Add this line to your application's Gemfile:

gem 'termquickrpg'

And then execute:

$ bundle

Or install it yourself as:

$ gem install termquickrpg

After installing with gem install, you can run it from your PATH as:

$ termquickrpg

Ubuntu Installation Troubleshooting

On a fresh Ubuntu you'll probably need:

sudo apt install git ruby ruby-dev ruby-bundler build-essential libncurses-dev

Then you should be able to run the ruby scripts at all.

Local testing

To run the built-in game from this directory without installation, install dependencies and run exe/termquickrpg:

$ bundle
$ bundle exec exe/termquickrpg


$ rake run


After checking out the repo, run bin/setup to install dependencies. Then, run rake spec to run the tests. You can also run bin/console for an interactive prompt that will allow you to experiment.

To install this gem onto your local machine, run bundle exec rake install. To release a new version, update the version number in version.rb, and then run bundle exec rake release, which will create a git tag for the version, push git commits and tags, and push the .gem file to

Game scripts

You can write maps to include scriptable content and not just static map data.

  • To execute a script when the player moves onto a coordinate, add an entry to the :triggers hash. (Key: location of the form [x, y]; Value: lambda -> (ctx) { })
  • To execute a script when the player interacts with a specific coordinate (e.g. when you placed a decorative thing on the map to mangle with), add an entry to the :interactions hash. (Key: location of the form [x, y]; Value: lambda -> (ctx) { })
  • To have items the player can pick up, add an entry to the :items array as a hash of all item initializer parameters. ({ location: [x, y], char: "†", name: "Dagger", effect: "You stab with your Dagger." })
  • To have non-player characters to talk to, add an entry to :characters array as a hash of all character initializer parameters. ({ location: [x, y], char: "☻", name: "Bob", talk: -> (ctx, bob) { } }.

The actual scripts are in the Ruby lambdas. That means they are executable Ruby code: you can do everything you can do in regular Ruby code, like using loops and if-statements.

To access the game engine-specific commands, you get a script context to #run the script in as the first parameter of the lambda (named ctx in the examples). Wrap your code like in this example:

interactions: [
  # Location x=10/y=5 in the map
  [10, 5] => -> (ctx) {
    # Regular ruby code could be here do
      # Custom script commands are available in this block, like:
      msg "Hi!"
], # rest of the map data ...

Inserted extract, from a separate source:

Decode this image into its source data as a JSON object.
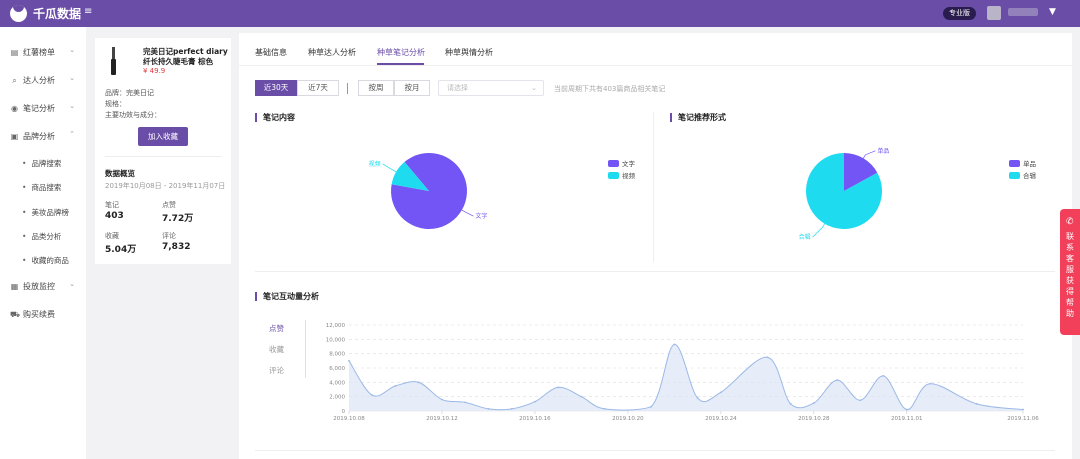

Note that scripts accept 1 or 2 parameters. The first one is always the script context. The optional second parameter is the trigger itself. In the case of a character's talk script, that would be the character game object itself. You can use that object in your script to change the character's representation on the map or move it around:

characters: [
    location: [x, y], char: "", name: "Bob", talk: -> (ctx, bob) {
        # Use regular script commands
        move bob, :up
        dialogue bob, "Don't touch me!"
        # Access `bob`'s properties and methods to change his face
        bob.replace_char ""
  }, # more character definitions here ...
], # rest of the map data ...

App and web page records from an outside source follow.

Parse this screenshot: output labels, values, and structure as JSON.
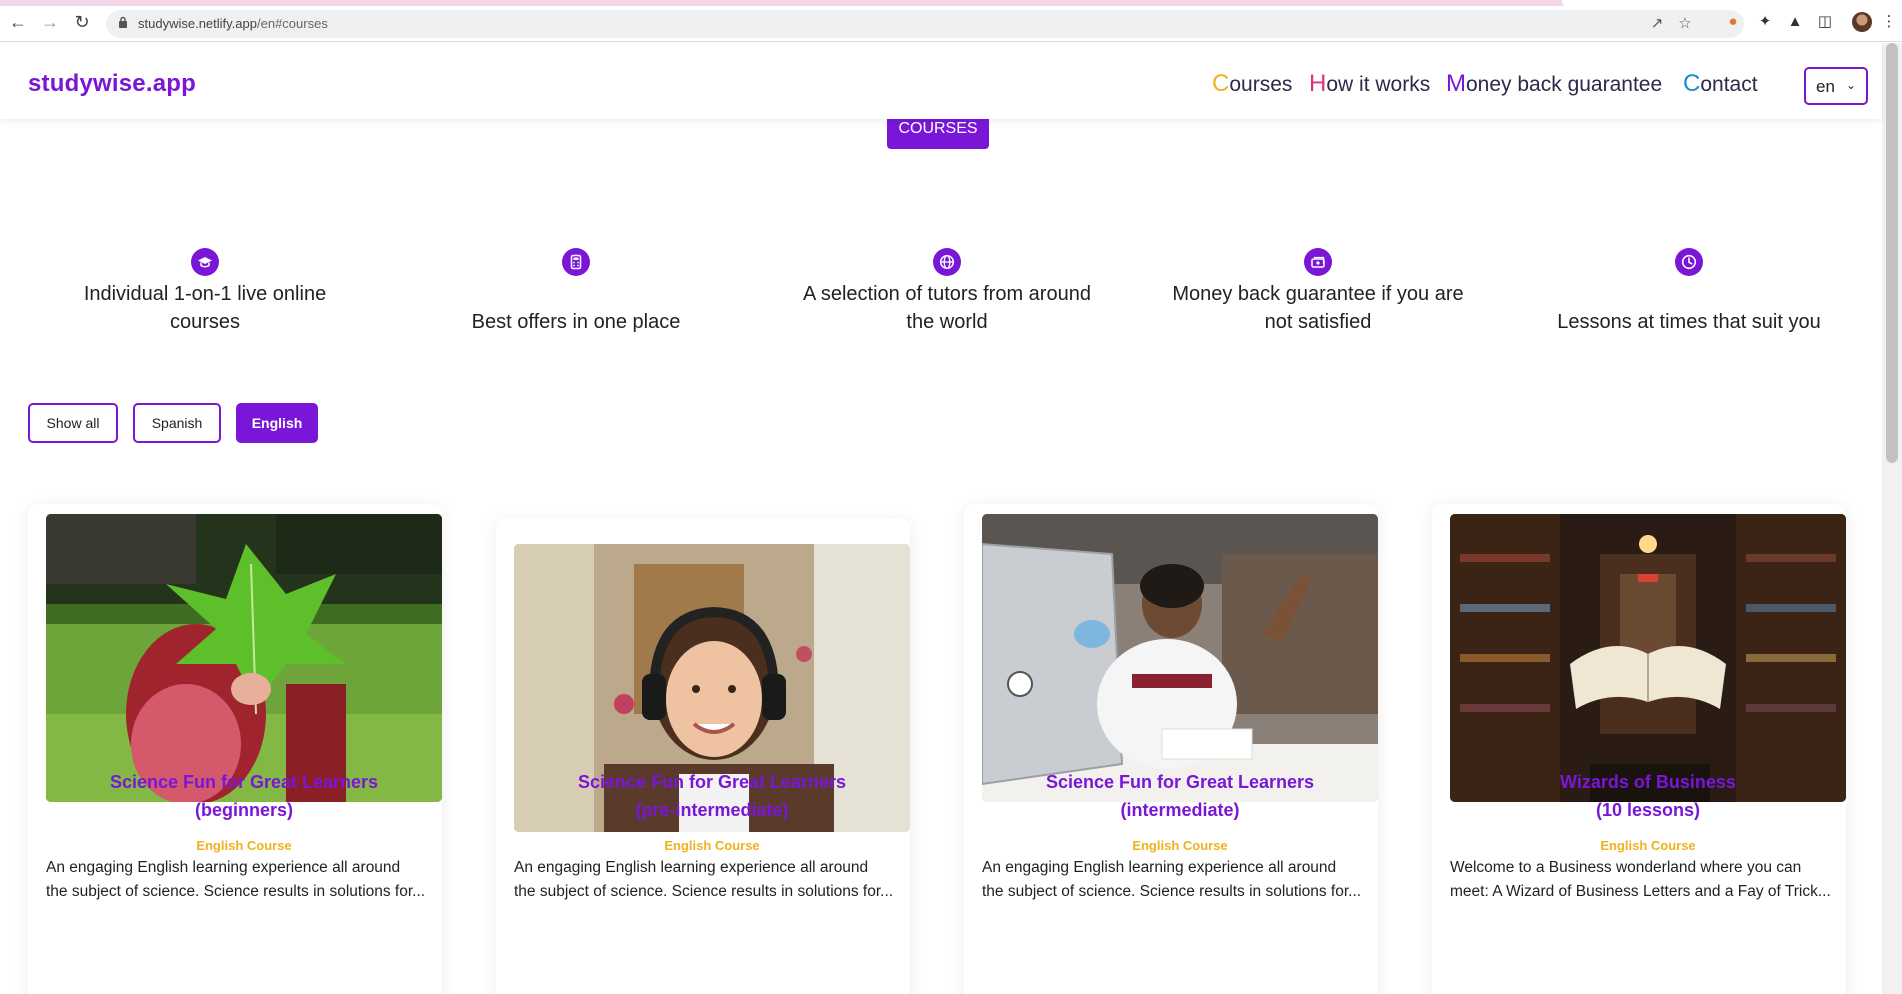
{
  "browser": {
    "url_host": "studywise.netlify.app",
    "url_path": "/en#courses"
  },
  "header": {
    "logo": "studywise.app",
    "nav": [
      {
        "cap": "C",
        "rest": "ourses",
        "color": "#f2b01e"
      },
      {
        "cap": "H",
        "rest": "ow it works",
        "color": "#e0327a"
      },
      {
        "cap": "M",
        "rest": "oney back guarantee",
        "color": "#7a16d8"
      },
      {
        "cap": "C",
        "rest": "ontact",
        "color": "#1f8ad0"
      }
    ],
    "language": "en"
  },
  "section_chip": "COURSES",
  "features": [
    {
      "text": "Individual 1-on-1 live online courses",
      "icon": "graduation-cap-icon"
    },
    {
      "text": "Best offers in one place",
      "icon": "calculator-icon"
    },
    {
      "text": "A selection of tutors from around the world",
      "icon": "globe-icon"
    },
    {
      "text": "Money back guarantee if you are not satisfied",
      "icon": "money-icon"
    },
    {
      "text": "Lessons at times that suit you",
      "icon": "clock-icon"
    }
  ],
  "filters": [
    {
      "label": "Show all",
      "active": false
    },
    {
      "label": "Spanish",
      "active": false
    },
    {
      "label": "English",
      "active": true
    }
  ],
  "courses": [
    {
      "title_line1": "Science Fun for Great Learners",
      "title_line2": "(beginners)",
      "kind": "English Course",
      "desc_line1": "An engaging English learning experience all around",
      "desc_line2": "the subject of science. Science results in solutions for...",
      "photo": "child-holding-green-leaf"
    },
    {
      "title_line1": "Science Fun for Great Learners",
      "title_line2": "(pre-intermediate)",
      "kind": "English Course",
      "desc_line1": "An engaging English learning experience all around",
      "desc_line2": "the subject of science. Science results in solutions for...",
      "photo": "smiling-girl-with-headphones"
    },
    {
      "title_line1": "Science Fun for Great Learners",
      "title_line2": "(intermediate)",
      "kind": "English Course",
      "desc_line1": "An engaging English learning experience all around",
      "desc_line2": "the subject of science. Science results in solutions for...",
      "photo": "boy-at-laptop"
    },
    {
      "title_line1": "Wizards of Business",
      "title_line2": "(10 lessons)",
      "kind": "English Course",
      "desc_line1": "Welcome to a Business wonderland where you can",
      "desc_line2": "meet: A Wizard of Business Letters and a Fay of Trick...",
      "photo": "floating-book-in-library"
    }
  ]
}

Bug reports and pull requests are welcome on GitHub at This project is intended to be a safe, welcoming space for collaboration, and contributors are expected to adhere to the Contributor Covenant code of conduct.

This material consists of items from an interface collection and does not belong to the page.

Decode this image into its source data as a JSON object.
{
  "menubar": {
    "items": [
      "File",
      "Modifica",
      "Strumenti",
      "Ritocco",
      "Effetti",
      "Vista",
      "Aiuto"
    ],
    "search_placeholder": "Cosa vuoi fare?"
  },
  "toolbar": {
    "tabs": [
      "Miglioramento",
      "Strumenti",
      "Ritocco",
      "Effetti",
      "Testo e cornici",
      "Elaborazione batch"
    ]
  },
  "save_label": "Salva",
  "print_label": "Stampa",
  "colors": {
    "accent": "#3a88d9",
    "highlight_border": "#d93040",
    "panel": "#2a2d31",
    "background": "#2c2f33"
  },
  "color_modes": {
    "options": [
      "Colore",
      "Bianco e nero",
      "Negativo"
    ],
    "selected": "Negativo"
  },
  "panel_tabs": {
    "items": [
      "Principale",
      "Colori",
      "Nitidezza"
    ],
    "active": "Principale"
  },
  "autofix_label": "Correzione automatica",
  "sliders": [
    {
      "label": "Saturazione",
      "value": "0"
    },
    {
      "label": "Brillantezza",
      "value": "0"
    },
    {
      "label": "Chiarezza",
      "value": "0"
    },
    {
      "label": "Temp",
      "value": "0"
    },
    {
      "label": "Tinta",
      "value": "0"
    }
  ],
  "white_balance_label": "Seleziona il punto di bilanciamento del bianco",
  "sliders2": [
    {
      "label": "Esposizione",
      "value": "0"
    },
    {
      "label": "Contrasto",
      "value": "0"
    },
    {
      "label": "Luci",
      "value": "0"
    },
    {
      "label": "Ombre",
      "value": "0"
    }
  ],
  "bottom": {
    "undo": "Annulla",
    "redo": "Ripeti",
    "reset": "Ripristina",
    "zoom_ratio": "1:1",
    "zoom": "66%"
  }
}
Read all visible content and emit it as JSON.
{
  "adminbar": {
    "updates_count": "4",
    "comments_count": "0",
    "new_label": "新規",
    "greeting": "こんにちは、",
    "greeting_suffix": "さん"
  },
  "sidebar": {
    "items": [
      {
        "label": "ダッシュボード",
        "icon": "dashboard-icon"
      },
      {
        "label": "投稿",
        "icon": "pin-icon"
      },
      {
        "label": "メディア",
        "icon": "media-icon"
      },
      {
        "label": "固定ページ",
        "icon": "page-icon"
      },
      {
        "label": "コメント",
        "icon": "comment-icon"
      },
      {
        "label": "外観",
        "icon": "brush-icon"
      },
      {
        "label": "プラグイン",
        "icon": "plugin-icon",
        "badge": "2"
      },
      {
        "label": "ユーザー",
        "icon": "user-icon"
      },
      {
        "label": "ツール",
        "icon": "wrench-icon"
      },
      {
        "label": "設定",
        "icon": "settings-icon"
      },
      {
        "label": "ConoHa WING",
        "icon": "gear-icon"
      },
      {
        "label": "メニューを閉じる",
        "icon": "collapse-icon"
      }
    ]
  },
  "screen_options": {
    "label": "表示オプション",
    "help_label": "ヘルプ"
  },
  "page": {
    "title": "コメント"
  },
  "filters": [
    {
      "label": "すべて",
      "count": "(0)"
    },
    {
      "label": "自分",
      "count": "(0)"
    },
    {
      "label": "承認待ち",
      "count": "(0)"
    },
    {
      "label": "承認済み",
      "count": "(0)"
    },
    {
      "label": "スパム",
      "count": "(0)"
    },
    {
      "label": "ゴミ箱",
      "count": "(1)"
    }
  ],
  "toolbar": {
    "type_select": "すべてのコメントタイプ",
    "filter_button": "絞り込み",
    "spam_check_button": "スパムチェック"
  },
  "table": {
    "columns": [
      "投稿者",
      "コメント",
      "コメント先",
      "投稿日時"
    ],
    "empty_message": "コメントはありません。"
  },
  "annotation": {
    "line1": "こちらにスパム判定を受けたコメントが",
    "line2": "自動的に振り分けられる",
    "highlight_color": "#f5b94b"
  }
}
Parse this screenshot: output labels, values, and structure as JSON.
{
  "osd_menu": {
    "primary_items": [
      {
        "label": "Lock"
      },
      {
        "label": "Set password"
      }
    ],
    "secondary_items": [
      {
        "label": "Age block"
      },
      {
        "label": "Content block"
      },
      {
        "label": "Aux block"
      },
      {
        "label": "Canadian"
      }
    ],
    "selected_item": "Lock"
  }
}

The gem is available as open source under the terms of the MIT License.